Last year, Microsoft had described a coming Windows Defender Application Guard feature for Microsoft Edge in the Windows 10 Enterprise edition. It uses Hyper-V to run untrusted sites in a virtual machine. However, Microsoft's Edge team announcement didn't mention it. Likely, this feature didn't make this release, as it's not listed in Microsoft's general TechNet description of Windows 10 version 1703, nor is it listed in the "Microsoft Edge Developer Guide."
Internet Explorer Lives!
Some organizations can't easily use the Microsoft Edge browser because they may have so-called "legacy" Web applications that depend on earlier Internet Explorer technologies to work. For those organizations, Microsoft is continuing to support the use of IE in Windows.
Organizations typically may use Microsoft's Enterprise Mode solutions, which provide some measures to support those older IE technologies.
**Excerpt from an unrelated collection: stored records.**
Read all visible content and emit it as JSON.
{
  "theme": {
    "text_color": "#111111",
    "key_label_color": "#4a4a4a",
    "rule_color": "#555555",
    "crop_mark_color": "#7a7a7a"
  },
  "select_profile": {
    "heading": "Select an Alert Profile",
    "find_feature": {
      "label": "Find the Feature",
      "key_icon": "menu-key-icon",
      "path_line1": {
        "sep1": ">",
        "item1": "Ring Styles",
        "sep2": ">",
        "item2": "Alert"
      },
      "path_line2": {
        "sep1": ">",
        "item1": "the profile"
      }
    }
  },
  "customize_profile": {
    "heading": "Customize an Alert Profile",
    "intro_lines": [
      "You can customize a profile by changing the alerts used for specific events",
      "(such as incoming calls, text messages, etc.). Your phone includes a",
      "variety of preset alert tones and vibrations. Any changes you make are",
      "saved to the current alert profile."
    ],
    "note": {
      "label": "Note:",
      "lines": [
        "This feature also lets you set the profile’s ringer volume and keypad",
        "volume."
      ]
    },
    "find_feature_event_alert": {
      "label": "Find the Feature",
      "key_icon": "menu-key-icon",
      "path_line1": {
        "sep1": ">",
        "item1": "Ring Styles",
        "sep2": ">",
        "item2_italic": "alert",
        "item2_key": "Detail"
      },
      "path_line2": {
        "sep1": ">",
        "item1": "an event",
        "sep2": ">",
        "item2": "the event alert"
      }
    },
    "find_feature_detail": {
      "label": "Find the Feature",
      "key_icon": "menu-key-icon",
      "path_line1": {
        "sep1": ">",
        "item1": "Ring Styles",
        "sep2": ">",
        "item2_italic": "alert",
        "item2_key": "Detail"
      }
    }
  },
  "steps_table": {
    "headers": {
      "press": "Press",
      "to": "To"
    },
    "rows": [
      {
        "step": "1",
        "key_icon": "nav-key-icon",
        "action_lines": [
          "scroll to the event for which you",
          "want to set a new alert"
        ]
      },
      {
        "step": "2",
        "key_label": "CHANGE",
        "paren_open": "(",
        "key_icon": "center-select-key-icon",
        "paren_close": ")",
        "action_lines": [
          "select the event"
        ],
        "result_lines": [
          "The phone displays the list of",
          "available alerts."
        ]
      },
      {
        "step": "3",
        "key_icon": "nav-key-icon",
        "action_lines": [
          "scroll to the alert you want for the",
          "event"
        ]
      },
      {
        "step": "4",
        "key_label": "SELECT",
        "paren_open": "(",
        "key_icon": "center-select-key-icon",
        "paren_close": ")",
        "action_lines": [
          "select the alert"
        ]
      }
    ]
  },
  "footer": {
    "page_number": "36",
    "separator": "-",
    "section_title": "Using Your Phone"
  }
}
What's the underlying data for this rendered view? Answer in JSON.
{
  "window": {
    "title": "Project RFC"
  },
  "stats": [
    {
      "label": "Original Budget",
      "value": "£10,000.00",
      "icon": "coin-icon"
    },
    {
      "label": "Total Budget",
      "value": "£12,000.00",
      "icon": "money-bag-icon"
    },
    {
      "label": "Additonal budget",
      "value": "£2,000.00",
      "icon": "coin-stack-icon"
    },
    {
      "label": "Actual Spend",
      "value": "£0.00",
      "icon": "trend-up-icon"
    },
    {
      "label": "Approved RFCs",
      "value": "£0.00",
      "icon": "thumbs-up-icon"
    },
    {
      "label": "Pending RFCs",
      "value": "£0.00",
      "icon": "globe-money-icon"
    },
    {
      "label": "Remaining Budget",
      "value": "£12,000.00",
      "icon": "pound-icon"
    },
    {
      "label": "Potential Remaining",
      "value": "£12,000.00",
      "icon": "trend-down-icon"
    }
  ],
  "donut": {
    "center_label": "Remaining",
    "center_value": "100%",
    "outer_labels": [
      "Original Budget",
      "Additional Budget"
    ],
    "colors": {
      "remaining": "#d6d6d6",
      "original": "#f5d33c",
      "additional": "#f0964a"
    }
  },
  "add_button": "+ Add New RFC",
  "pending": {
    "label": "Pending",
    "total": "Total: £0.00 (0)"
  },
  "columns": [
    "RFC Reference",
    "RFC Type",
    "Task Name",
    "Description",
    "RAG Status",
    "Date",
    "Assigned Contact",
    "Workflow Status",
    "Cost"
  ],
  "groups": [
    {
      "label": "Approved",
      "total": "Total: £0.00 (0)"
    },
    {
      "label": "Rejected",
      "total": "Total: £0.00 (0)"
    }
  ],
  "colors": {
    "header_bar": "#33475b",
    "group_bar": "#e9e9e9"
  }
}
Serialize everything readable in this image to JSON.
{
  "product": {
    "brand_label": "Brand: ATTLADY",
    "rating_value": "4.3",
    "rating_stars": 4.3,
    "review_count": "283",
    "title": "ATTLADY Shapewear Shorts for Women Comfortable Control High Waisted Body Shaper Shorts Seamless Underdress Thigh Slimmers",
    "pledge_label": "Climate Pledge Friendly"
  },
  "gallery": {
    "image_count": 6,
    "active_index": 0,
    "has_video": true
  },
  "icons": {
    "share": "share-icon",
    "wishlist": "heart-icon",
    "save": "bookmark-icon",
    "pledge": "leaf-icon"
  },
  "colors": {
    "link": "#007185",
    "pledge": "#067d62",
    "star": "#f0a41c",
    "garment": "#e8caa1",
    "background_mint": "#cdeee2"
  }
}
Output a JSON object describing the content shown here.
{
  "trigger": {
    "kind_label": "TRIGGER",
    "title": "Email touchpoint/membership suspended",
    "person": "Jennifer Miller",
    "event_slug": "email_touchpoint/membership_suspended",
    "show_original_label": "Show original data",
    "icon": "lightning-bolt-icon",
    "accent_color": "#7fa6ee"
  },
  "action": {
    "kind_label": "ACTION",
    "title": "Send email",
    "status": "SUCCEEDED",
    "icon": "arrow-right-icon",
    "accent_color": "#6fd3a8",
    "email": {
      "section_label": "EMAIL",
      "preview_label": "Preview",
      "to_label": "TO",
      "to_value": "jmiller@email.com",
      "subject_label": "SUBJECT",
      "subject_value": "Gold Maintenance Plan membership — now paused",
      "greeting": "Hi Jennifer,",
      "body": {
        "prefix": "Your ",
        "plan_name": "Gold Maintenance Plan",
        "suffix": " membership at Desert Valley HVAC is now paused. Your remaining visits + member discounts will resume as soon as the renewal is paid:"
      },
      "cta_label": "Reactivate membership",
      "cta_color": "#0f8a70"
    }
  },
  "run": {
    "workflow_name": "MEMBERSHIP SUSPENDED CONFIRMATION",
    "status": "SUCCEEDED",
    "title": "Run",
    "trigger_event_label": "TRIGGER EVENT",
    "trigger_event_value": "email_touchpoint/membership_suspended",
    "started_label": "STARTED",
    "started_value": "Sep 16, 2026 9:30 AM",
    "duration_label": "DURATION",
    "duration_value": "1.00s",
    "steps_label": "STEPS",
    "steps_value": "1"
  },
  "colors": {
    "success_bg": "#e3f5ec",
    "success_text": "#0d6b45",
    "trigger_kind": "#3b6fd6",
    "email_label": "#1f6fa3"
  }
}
Last week, Microsoft announced a new portal to make is easier to manage dual-browser scenarios where IE or Microsoft Edge gets used. The new Enterprise Mode Site List Portal is a Web-based tool for large organizations that's designed to make it easier to manage site lists and submit change requests, as well as test configuration settings before going live. It's an aid to using the Enterprise Mode Site List, which uses an XML schema to manually associate sites and browsers.
Microsoft's announcement also mentioned various ways to discover and test what sort of Web apps are used across organizations. The F12 developer tool can be used to manually test individual sites for IE 11 browser emulation. There's an Enterprise Site Discovery tool that can be turned on to gather Web use data, as well. Microsoft also touted its Windows Upgrade Analytics service for such inventory work. It's a "free service," according to Microsoft.
Dead and Dying Products
Microsoft also announced some product deprecations this week. For starters, Windows Vista is an unsupported product as of Tuesday. It's technically dead. It still runs, but it doesn't get any more updates, including security patches. Vista was the subject of lawsuits years ago. Its memory possibly may still haunt Microsoft in some ways.
Exchange Server 2007 fell out of support on Tuesday. Microsoft offered some guidance in this Microsoft Tech Community announcement.
SharePoint Server 2007 will fall out of support on Oct. 10, 2017. Microsoft recently listed some SharePoint upgrade considerations to note in this blog post.
April 13 will be the end of support for two Azure Active Directory synchronization tools, too, Microsoft announced.
Kurt Mackie is senior news producer for the 1105 Enterprise Computing Group.